(Task objective): Copy every line from the data below in which the string "info" can be found.

Given records below:

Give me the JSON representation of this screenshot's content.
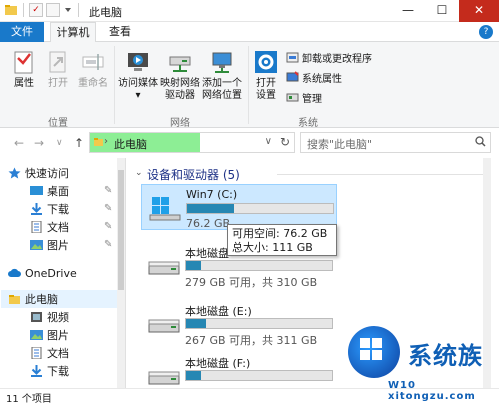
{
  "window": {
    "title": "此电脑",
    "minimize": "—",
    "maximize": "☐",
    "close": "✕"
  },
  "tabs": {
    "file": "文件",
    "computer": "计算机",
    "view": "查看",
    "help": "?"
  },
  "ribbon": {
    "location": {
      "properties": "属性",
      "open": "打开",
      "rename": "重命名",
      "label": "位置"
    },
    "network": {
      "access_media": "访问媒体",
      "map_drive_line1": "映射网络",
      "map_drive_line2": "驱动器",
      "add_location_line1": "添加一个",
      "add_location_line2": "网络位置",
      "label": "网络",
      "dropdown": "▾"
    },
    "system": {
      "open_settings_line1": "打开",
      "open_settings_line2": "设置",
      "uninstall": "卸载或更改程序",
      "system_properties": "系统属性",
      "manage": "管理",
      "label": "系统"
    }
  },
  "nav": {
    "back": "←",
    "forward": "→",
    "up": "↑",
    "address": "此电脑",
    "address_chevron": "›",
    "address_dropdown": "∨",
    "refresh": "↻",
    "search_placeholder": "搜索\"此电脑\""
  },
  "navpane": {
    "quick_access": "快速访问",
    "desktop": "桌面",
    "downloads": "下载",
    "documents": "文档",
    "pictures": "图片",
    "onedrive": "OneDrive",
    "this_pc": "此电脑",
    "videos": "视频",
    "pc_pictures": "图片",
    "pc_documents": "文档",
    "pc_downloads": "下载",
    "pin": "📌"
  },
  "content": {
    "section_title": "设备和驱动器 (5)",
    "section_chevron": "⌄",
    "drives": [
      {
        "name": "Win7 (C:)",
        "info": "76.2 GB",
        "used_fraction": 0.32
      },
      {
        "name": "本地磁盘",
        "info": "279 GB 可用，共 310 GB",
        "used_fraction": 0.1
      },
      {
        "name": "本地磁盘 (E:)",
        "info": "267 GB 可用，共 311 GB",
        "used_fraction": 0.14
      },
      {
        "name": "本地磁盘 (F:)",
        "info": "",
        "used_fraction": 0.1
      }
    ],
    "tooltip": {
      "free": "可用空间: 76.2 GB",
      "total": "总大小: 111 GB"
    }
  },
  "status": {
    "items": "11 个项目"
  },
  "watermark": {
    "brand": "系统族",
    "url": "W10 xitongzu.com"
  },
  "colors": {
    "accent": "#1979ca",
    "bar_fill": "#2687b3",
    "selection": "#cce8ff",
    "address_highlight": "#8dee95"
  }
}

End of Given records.

(Exercise answer):
        "info": "76.2 GB",
        "info": "279 GB 可用，共 310 GB",
        "info": "267 GB 可用，共 311 GB",
        "info": "",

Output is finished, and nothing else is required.